This elegant edition includes a detailed biographical timeline of the author’s life and the full text of Zelda Fitzgerald’s spoof review, which appeared in the New York Tribune.
Price: $12.00 (paperback) | $2.99 (ebook)
Pages: 366 pages
Dimensions: 5.25 x 0.9 x 8 inches
Published: November 1, 2019
The publication of The Beautiful and Damned confirmed F. Scott Fitzgerald’s place in the pantheon of great American writers. The story chronicles the courtship, fraught marriage, and social demise of Anthony Patch, the presumptive heir to a tycoon’s fortune, and Gloria Gilbert, a ravishing society girl. Brilliant and scathing, it is a dazzling tale of lost youth and dissipation that spares no one-least of all the protagonists who resemble, in substance if not circumstance, Fitzgerald himself and his charismatic, capricious, wife, Zelda. This vivid portrait of a corrupt, rootless, and boozy age anticipates Fitzgerald’s masterpiece, The Great Gatsby, and signals his fascination with the themes that would continue to animate his work.
Francis Scott Fitzgerald (1896-1940) was born in St. Paul, Minnesota, and educated at the Newman School and at Princeton. This Side of Paradise, his first novel, was published in 1920 to instant acclaim. A week after its publication he married Zelda Sayre, and the two became the most famous American couple of the Jazz Age—as known for Fitzgerald’s writing as their legendary debauchery.
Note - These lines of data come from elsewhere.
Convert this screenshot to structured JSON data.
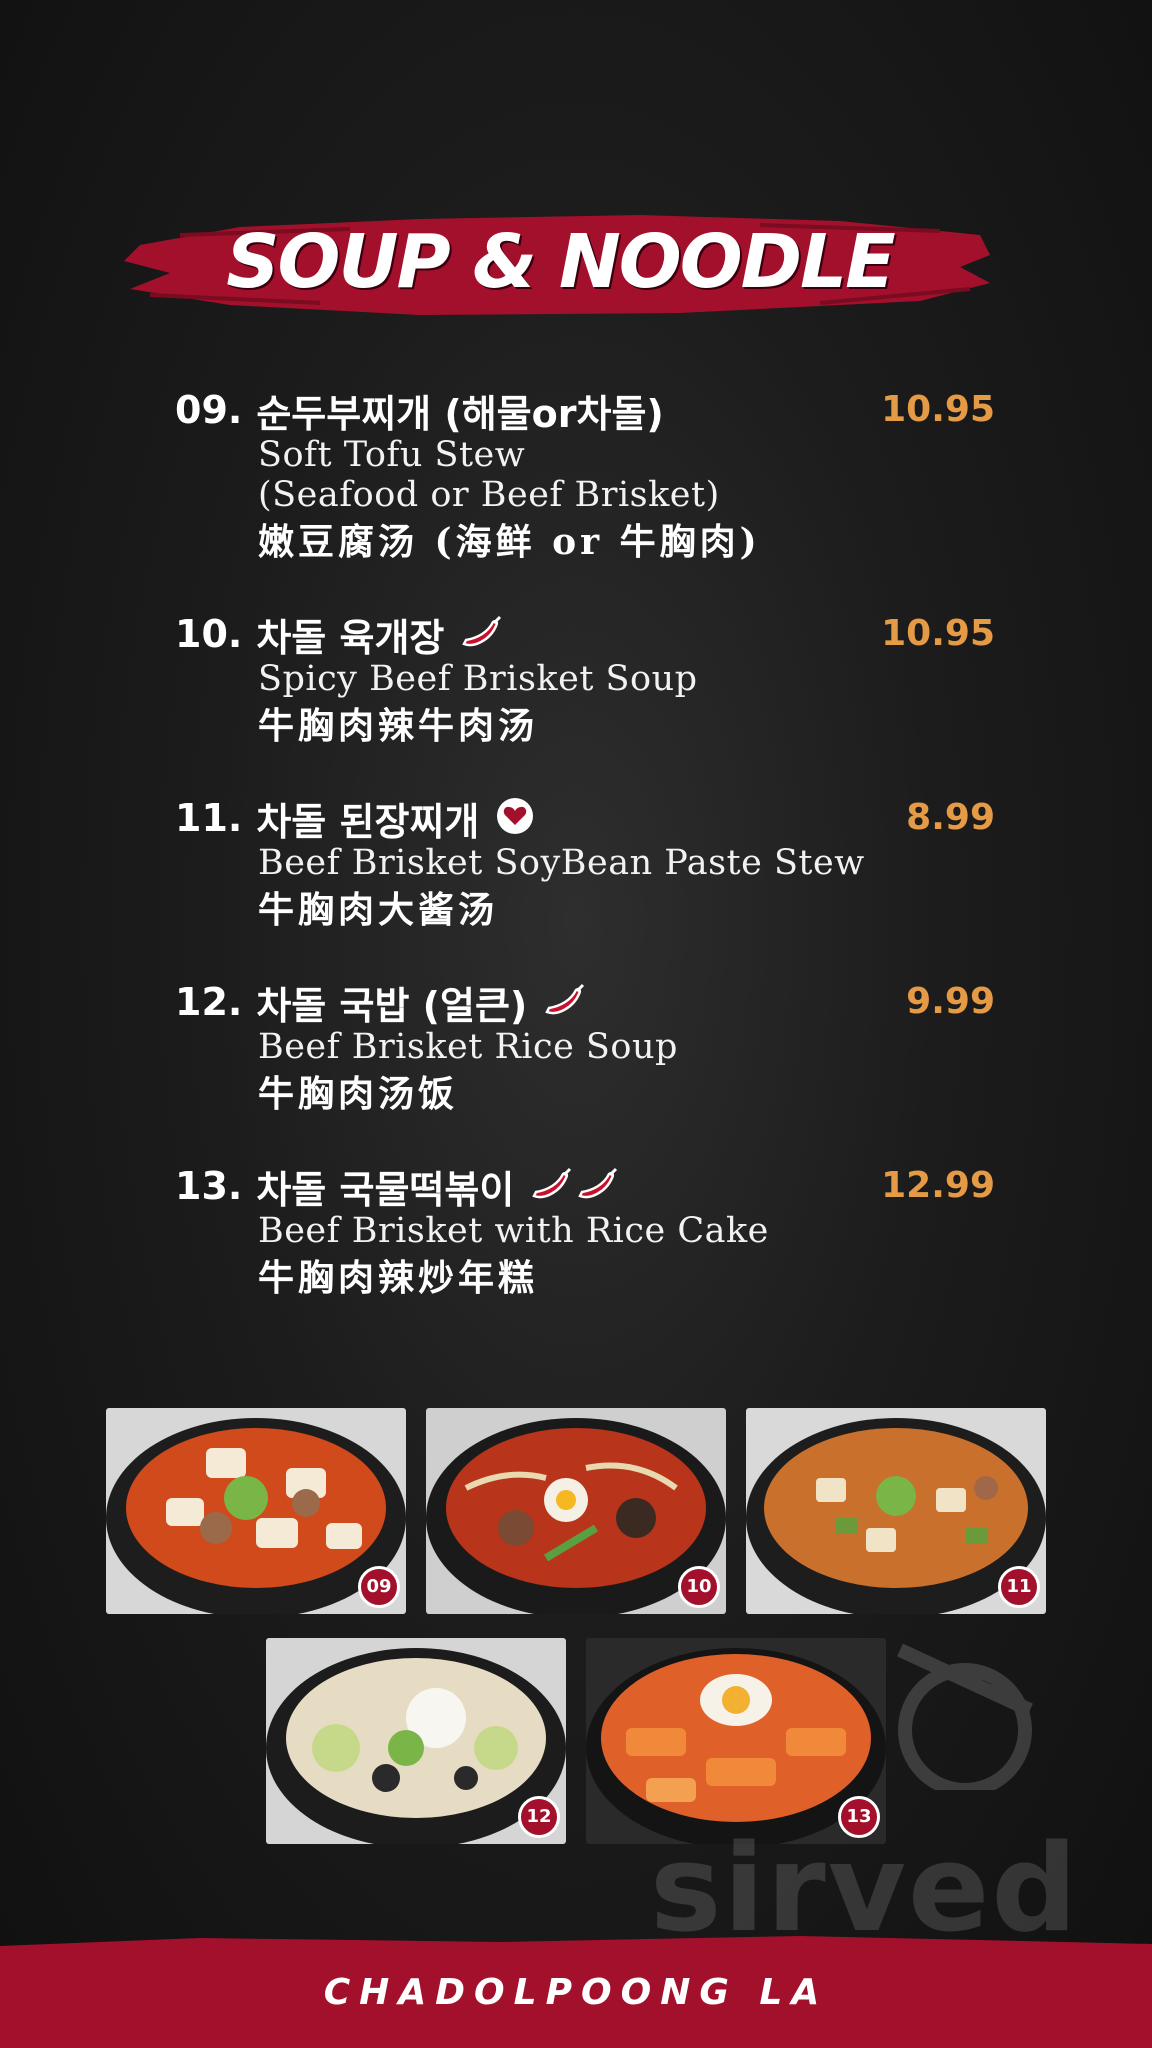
{
  "header": {
    "title": "SOUP & NOODLE"
  },
  "colors": {
    "brand_red": "#a3102c",
    "price_orange": "#e59a45",
    "background": "#1c1c1c"
  },
  "menu": {
    "items": [
      {
        "number": "09.",
        "korean": "순두부찌개 (해물or차돌)",
        "english": [
          "Soft Tofu Stew",
          "(Seafood or Beef Brisket)"
        ],
        "chinese": "嫩豆腐汤 (海鲜 or 牛胸肉)",
        "price": "10.95",
        "icons": []
      },
      {
        "number": "10.",
        "korean": "차돌 육개장",
        "english": [
          "Spicy Beef Brisket Soup"
        ],
        "chinese": "牛胸肉辣牛肉汤",
        "price": "10.95",
        "icons": [
          "chili-pepper-icon"
        ]
      },
      {
        "number": "11.",
        "korean": "차돌 된장찌개",
        "english": [
          "Beef Brisket SoyBean Paste Stew"
        ],
        "chinese": "牛胸肉大酱汤",
        "price": "8.99",
        "icons": [
          "heart-icon"
        ]
      },
      {
        "number": "12.",
        "korean": "차돌 국밥 (얼큰)",
        "english": [
          "Beef Brisket Rice Soup"
        ],
        "chinese": "牛胸肉汤饭",
        "price": "9.99",
        "icons": [
          "chili-pepper-icon"
        ]
      },
      {
        "number": "13.",
        "korean": "차돌 국물떡볶이",
        "english": [
          "Beef Brisket with Rice Cake"
        ],
        "chinese": "牛胸肉辣炒年糕",
        "price": "12.99",
        "icons": [
          "chili-pepper-icon",
          "chili-pepper-icon"
        ]
      }
    ]
  },
  "photos": [
    {
      "badge": "09"
    },
    {
      "badge": "10"
    },
    {
      "badge": "11"
    },
    {
      "badge": "12"
    },
    {
      "badge": "13"
    }
  ],
  "watermark": {
    "text": "sirved"
  },
  "footer": {
    "text": "CHADOLPOONG LA"
  }
}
Until 1931 they divided their time among New York, Paris, and the Riviera. When they were forced by money and health problems to return to the States, Fitzgerald became a writer for Hollywood movie studios. He died in 1940 while working on his unfinished novel of Hollywood, The Last Tycoon. Fitzgerald published The Beautiful and Damned, his second novel, in 1922. His other works include Flappers and Philosophers (1920), Tales of the Jazz Age (1922), The Great Gatsby (1925), All the Sad Young Men (1926), Tender Is the Night (1934), and Taps at Reveille (1935).
“Full of precisely observed life.”